By Andy Taylor
Montgomery County Chronicle – March 20, 2014
Submitted by Newz Group Clipping Service – April 11, 2014

Montgomery County commissioners on Monday placed themselves as the lead entity for a consolidated 911 dispatch system in Montgomery County.

Commissioners voted unanimously, albeit with questions from commissioner Larry McManus about consolidation costs, to become the one PSAP (Public Safety Answering Point) for a consolidated Montgomery County 911 system. By being a countywide PSAP, the Montgomery County Commission will have access to the 911 funds that are collected each month by customers’ telephone bills.

“It gives us control of the money that was originally designed to belong to the county,” explained county commissioner Leon Rau, who has spearheaded efforts to create a consolidate 911 dispatching system. Rau added that 911 fees were originally distributed to each county. However, a change in state legislation in 2011 gave those 911 fees to the operators of the PSAPs in each county.

There are currently four 911 dispatch systems in Montgomery County, with three of the four receiving revenue from the monthly 911 fees. They include:

Coffeyville Police Department: Handles all landline 911 calls in the Coffeyville, Dearing, Liberty, South Coffeyville, and Tyro telephone exchanges.

Independence Police Department: Handles all landline 911 calls in Independence, Sycamore, Havana, Cherryvale and Elk City telephone exchanges. The Independence Police Department also has a second system, which handles all 911 cellular calls for all areas within Montgomery County.

Caney Police Department: Caney Police Department handles all land-line 911 calls in the Caney telephone exchange. The Caney 911 system is not funded by 911 fees.

Asked how much money would be required to consolidate the 911 systems and have Montgomery County serve as the lead entity, Rau could not offer any answer. He did say those questions were being answered with semi-monthly meetings of law enforcement and emergency services in Montgomery County. Those twice-monthly meetings have allowed department chiefs from police, fire, sheriff, and ambulance services to discuss prospects of creating a centralized 911 system and how it would function.

However, during the course of those discussions, the City of Independence has not committed to being a part of the county commission’s centralized 911 idea. At a meeting of the Independence City Commission last week, city commissioners supported a suggestion from city manager Micky Webb that the 911 consolidation discussions be put on hold while an independent study was conducted to determine the costs required for a countywide 911 dispatch system. Webb submitted a letter to the county commission on Friday in which he asked for the independent study. The county commission did not act on Webb’s letter at Monday’s meeting.

Rau did say that if Independence chose to opt out of the centralized 911 system, then the City of Independence would keep its 911 fees.

County commissioner Larry McManus voted in favor of the resolution toward Montgomery County serving as the lead PSAP for 911. However, he questioned the unknown costs of a consolidated system.

“I support the idea, but I would still like to know how much this is going to cost,” he said.

Under the Kansas 911 Act that was approved by the Kansas Legislature in 2011, all telephone customers in Kansas pay a 911 fee that is 54 cents per month per line.

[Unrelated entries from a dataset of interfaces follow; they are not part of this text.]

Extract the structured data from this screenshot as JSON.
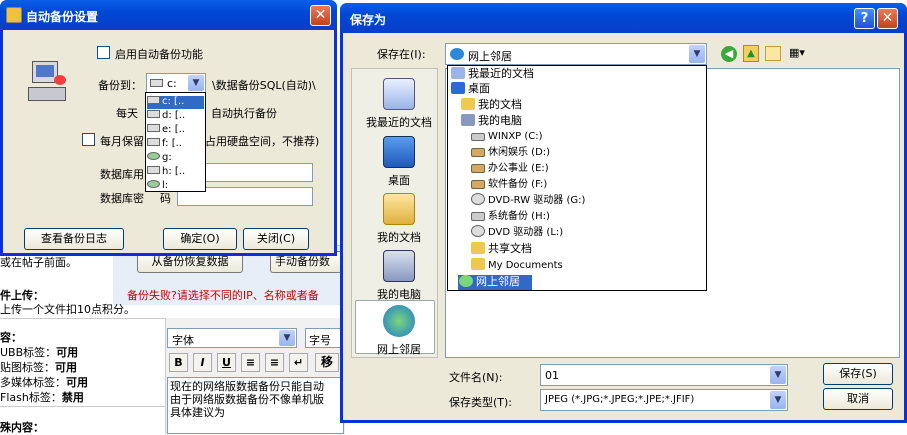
{
  "background": {
    "restore_button": "从备份恢复数据",
    "manual_button": "手动备份数",
    "error_text": "备份失败?请选择不同的IP、名称或者备",
    "frag1": "或在帖子前面。",
    "upload_title": "件上传：",
    "upload_desc": "上传一个文件扣10点积分。",
    "content_title": "容：",
    "ubb_label": "UBB标签：",
    "ubb_value": "可用",
    "paste_label": "贴图标签：",
    "paste_value": "可用",
    "media_label": "多媒体标签：",
    "media_value": "可用",
    "flash_label": "Flash标签：",
    "flash_value": "禁用",
    "special_title": "殊内容：",
    "font_select": "字体",
    "size_select": "字号",
    "editor_line1": "现在的网络版数据备份只能自动",
    "editor_line2": "由于网络版数据备份不像单机版",
    "editor_line3": "具体建议为"
  },
  "backup_dialog": {
    "title": "自动备份设置",
    "enable_label": "启用自动备份功能",
    "backup_to_label": "备份到：",
    "drive_value": "c:",
    "path_value": "\\数据备份SQL(自动)\\",
    "daily_label": "每天",
    "daily_suffix": "自动执行备份",
    "monthly_label": "每月保留",
    "monthly_suffix": "占用硬盘空间，不推荐)",
    "db_user_label": "数据库用",
    "db_pass_label": "数据库密",
    "db_pass_suffix": "码",
    "view_log_button": "查看备份日志",
    "ok_button": "确定(O)",
    "close_button": "关闭(C)",
    "drive_options": [
      "c: [..",
      "d: [..",
      "e: [..",
      "f: [..",
      "g:",
      "h: [..",
      "l:"
    ]
  },
  "save_dialog": {
    "title": "保存为",
    "save_in_label": "保存在(I):",
    "location_value": "网上邻居",
    "places": [
      "我最近的文档",
      "桌面",
      "我的文档",
      "我的电脑",
      "网上邻居"
    ],
    "tree": [
      "我最近的文档",
      "桌面",
      "我的文档",
      "我的电脑",
      "WINXP (C:)",
      "休闲娱乐 (D:)",
      "办公事业 (E:)",
      "软件备份 (F:)",
      "DVD-RW 驱动器 (G:)",
      "系统备份 (H:)",
      "DVD 驱动器 (L:)",
      "共享文档",
      "My Documents",
      "网上邻居"
    ],
    "filename_label": "文件名(N):",
    "filename_value": "01",
    "filetype_label": "保存类型(T):",
    "filetype_value": "JPEG (*.JPG;*.JPEG;*.JPE;*.JFIF)",
    "save_button": "保存(S)",
    "cancel_button": "取消"
  },
  "colors": {
    "xp_blue": "#0047d5",
    "dialog_bg": "#ece9d8",
    "selection": "#316ac5",
    "error_red": "#cc0000"
  }
}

Prepaid wireless 911 fees are 1.06 percent of the retail transaction.

Gwen Romine, KSFFA Webmaster